The dialog box opens and here you choose the type of diagram you want:
Note: If you're signed in, the diagram is saved as a Visio file in your OneDrive or SharePoint location. If you're not signed in, then the diagram is part of your Excel workbook. You can always choose to create a Visio file by signing in.
When you select the diagram you want, it inserts a sample diagram and its data-linked table:
All you need to do now is replace the data in the table with your own, then click the ‘Refresh’ button in the header of the diagram
You can add as many rows as required or remove any rows from the sample data that you don’t need.
- If there is an issue with the source data table, the Data Checker will appear with instructions on how to fix the issue. After you modify the table, select Retry in the Data Checker to confirm the issue is resolved. Then you'll see the updated diagram.
- Clicking the Edit button in the top of the diagram will ask you to open it in Visio. This requires an Office subscription with a Visio licence.
Visio Flowchart Linked Table
The structure of the table inserted by Visio must be retained. The flowcharts have the following fields:
- Process Step ID: compulsory unique identifier for each step in the process.

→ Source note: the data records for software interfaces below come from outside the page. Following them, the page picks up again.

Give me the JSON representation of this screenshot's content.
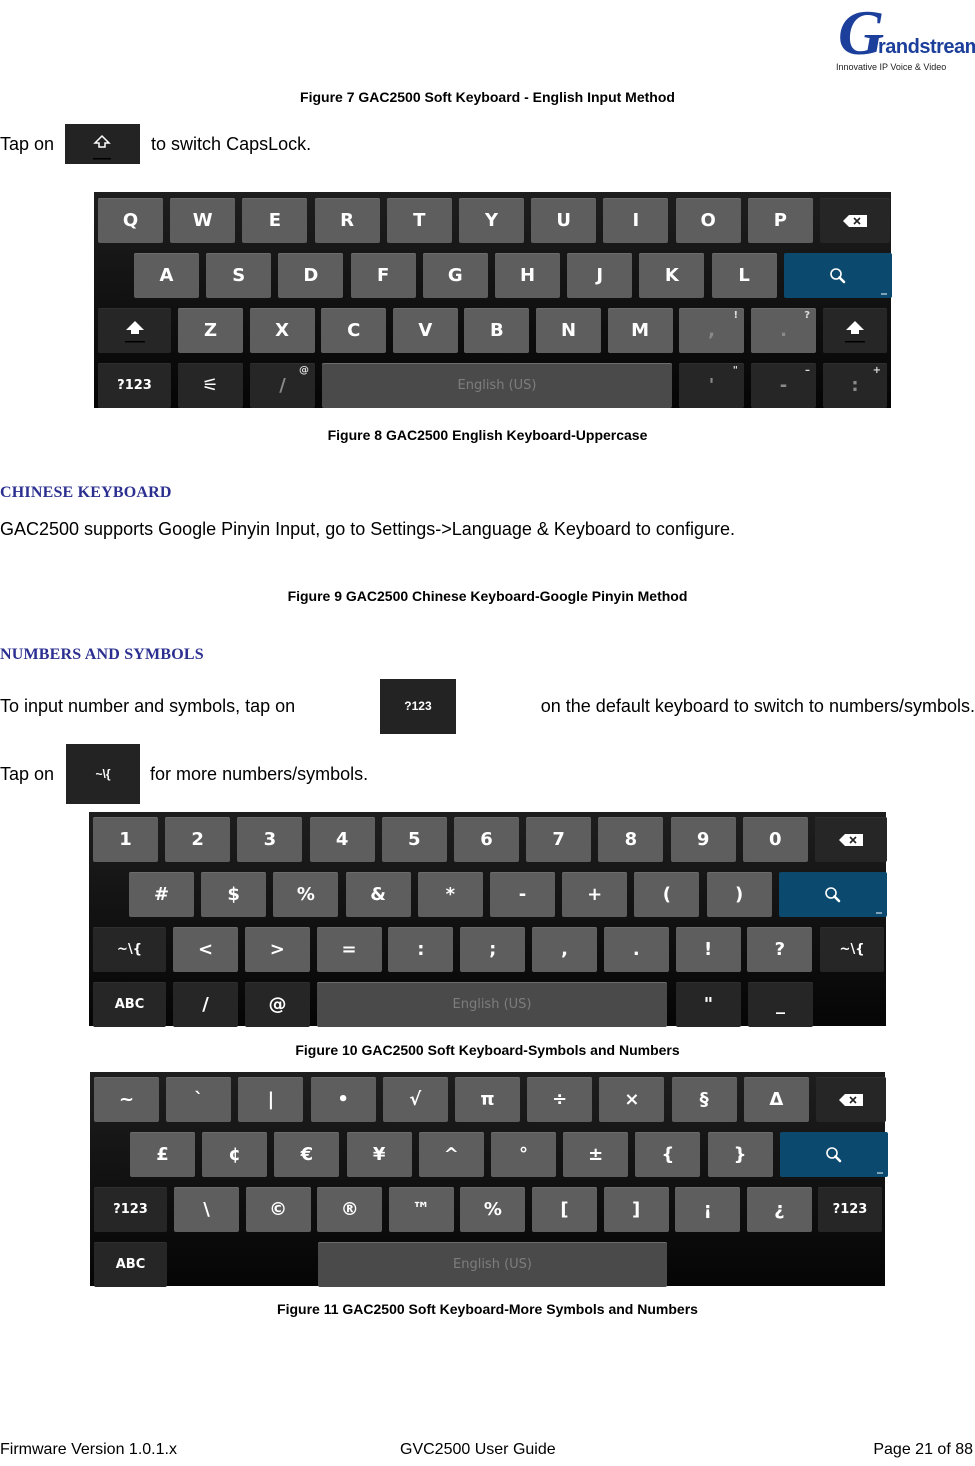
{
  "logo": {
    "brand": "randstream",
    "initial": "G",
    "tagline": "Innovative IP Voice & Video"
  },
  "figure7_caption": "Figure 7 GAC2500 Soft Keyboard - English Input Method",
  "caps_text": {
    "before": "Tap on",
    "after": "to switch CapsLock."
  },
  "figure8": {
    "caption": "Figure 8 GAC2500 English Keyboard-Uppercase",
    "row1": [
      "Q",
      "W",
      "E",
      "R",
      "T",
      "Y",
      "U",
      "I",
      "O",
      "P"
    ],
    "row2": [
      "A",
      "S",
      "D",
      "F",
      "G",
      "H",
      "J",
      "K",
      "L"
    ],
    "row3": [
      "Z",
      "X",
      "C",
      "V",
      "B",
      "N",
      "M"
    ],
    "comma": {
      "main": ",",
      "hint": "!"
    },
    "period": {
      "main": ".",
      "hint": "?"
    },
    "sym_key": "?123",
    "settings_icon": "⚟",
    "slash": {
      "main": "/",
      "hint": "@"
    },
    "space": "English (US)",
    "apostrophe": {
      "main": "'",
      "hint": "\""
    },
    "dash": {
      "main": "-",
      "hint": "–"
    },
    "colon": {
      "main": ":",
      "hint": "+"
    }
  },
  "chinese_section": {
    "heading": "CHINESE KEYBOARD",
    "text": "GAC2500 supports Google Pinyin Input, go to Settings->Language & Keyboard to configure.",
    "figure9_caption": "Figure 9 GAC2500 Chinese Keyboard-Google Pinyin Method"
  },
  "numbers_section": {
    "heading": "NUMBERS AND SYMBOLS",
    "line1_before": "To input number and symbols, tap on",
    "line1_key": "?123",
    "line1_after": "on the default keyboard to switch to numbers/symbols.",
    "line2_before": "Tap on",
    "line2_key": "~\\{",
    "line2_after": "for more numbers/symbols."
  },
  "figure10": {
    "caption": "Figure 10 GAC2500 Soft Keyboard-Symbols and Numbers",
    "row1": [
      "1",
      "2",
      "3",
      "4",
      "5",
      "6",
      "7",
      "8",
      "9",
      "0"
    ],
    "row2": [
      "#",
      "$",
      "%",
      "&",
      "*",
      "-",
      "+",
      "(",
      ")"
    ],
    "row3_left": "~\\{",
    "row3": [
      "<",
      ">",
      "=",
      ":",
      ";",
      ",",
      ".",
      "!",
      "?"
    ],
    "row3_right": "~\\{",
    "row4_abc": "ABC",
    "row4_slash": "/",
    "row4_at": "@",
    "space": "English (US)",
    "row4_quote": "\"",
    "row4_underscore": "_"
  },
  "figure11": {
    "caption": "Figure 11 GAC2500 Soft Keyboard-More Symbols and Numbers",
    "row1": [
      "~",
      "`",
      "|",
      "•",
      "√",
      "π",
      "÷",
      "×",
      "§",
      "Δ"
    ],
    "row2": [
      "£",
      "¢",
      "€",
      "¥",
      "^",
      "°",
      "±",
      "{",
      "}"
    ],
    "row3_left": "?123",
    "row3": [
      "\\",
      "©",
      "®",
      "™",
      "%",
      "[",
      "]",
      "¡",
      "¿"
    ],
    "row3_right": "?123",
    "row4_abc": "ABC",
    "space": "English (US)"
  },
  "footer": {
    "left": "Firmware Version 1.0.1.x",
    "center": "GVC2500 User Guide",
    "right": "Page 21 of 88"
  }
}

- Process Step Description: this text appears on the shape
- Next Step ID: Optional next step. Determines the next shape in the flow
- Connector Label: Optional where there are multiple next steps

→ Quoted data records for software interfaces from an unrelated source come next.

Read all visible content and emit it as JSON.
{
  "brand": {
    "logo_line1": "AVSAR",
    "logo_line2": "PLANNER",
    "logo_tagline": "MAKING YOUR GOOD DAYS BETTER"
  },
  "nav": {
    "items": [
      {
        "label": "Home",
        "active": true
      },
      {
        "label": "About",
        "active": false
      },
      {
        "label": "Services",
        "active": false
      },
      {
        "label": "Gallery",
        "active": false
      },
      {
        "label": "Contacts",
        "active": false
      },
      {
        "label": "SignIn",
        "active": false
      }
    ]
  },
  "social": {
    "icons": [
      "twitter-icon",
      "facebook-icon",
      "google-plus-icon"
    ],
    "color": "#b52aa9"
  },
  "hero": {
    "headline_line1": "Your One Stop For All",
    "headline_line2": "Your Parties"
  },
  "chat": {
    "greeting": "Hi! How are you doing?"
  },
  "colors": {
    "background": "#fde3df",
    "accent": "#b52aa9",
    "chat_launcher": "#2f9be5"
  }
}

- Shape Type: There’s a range of shapes to choose from, including 4 custom shapes (see image below)
- Function: The flowchart row labels
- Phase: The flowchart column labels available in cross-function flowcharts

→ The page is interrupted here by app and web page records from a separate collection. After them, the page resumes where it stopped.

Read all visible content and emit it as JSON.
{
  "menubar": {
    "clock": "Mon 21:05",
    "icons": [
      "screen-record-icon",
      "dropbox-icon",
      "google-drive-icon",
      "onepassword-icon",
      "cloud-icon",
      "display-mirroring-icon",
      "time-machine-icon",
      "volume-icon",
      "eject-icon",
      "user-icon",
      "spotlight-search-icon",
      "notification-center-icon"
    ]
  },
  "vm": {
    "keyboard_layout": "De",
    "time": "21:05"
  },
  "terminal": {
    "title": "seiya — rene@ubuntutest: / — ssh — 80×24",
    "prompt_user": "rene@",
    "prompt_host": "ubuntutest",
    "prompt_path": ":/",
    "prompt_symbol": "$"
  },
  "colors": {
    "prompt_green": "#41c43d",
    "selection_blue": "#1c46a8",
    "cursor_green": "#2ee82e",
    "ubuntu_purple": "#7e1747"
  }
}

Note: There’s currently no way to edit the flowchart title inside of Excel. Let’s hope this will be rectified in an update.
Formatting Visio Flowcharts in Excel
The Visio flowcharts in Excel are like any other object. Clicking the outside will enable the pull handles allowing you to resize it, delete it or cut and paste it to a new sheet:
Sharing Visio Flowcharts in Excel
Save your Excel file on OneDrive or SharePoint and from there you can easily share your diagrams via the Visio for Web interface. Click on the ellipses in the top of the diagram > Open in Web:
Note: If you're not signed in yet, you'll be prompted to sign in with your Microsoft 365 or Office 365 work or school account.* Select Sign in and then Allow or Accept on any permission prompts.
* It isn't available for personal Office 365 accounts (hotmail.com, outlook.com, live.com, msn.com).
This opens the diagram in Visio for the web in your default browser. Select the Share button (see image below) to create a link or to enter the email addresses of those you want to share with. All Office 365 users will be able to view the diagram in their browser.
Alternatively, if you want to share both the data and the diagram, share the Excel workbook that contains the diagram with others. To share it, attach the workbook to an email message, or save it in OneDrive and then use the Share button to send a link.
Lastly, you can print the diagram or create a PDF from the ellipses in Visio for the Web:
Tell Microsoft What You Think!
The Visio team are keen to hear your thoughts on the Data Visualizer add-in. Get in touch with them via email: tellvisio @ Microsoft.com (spaces added to avoid spam).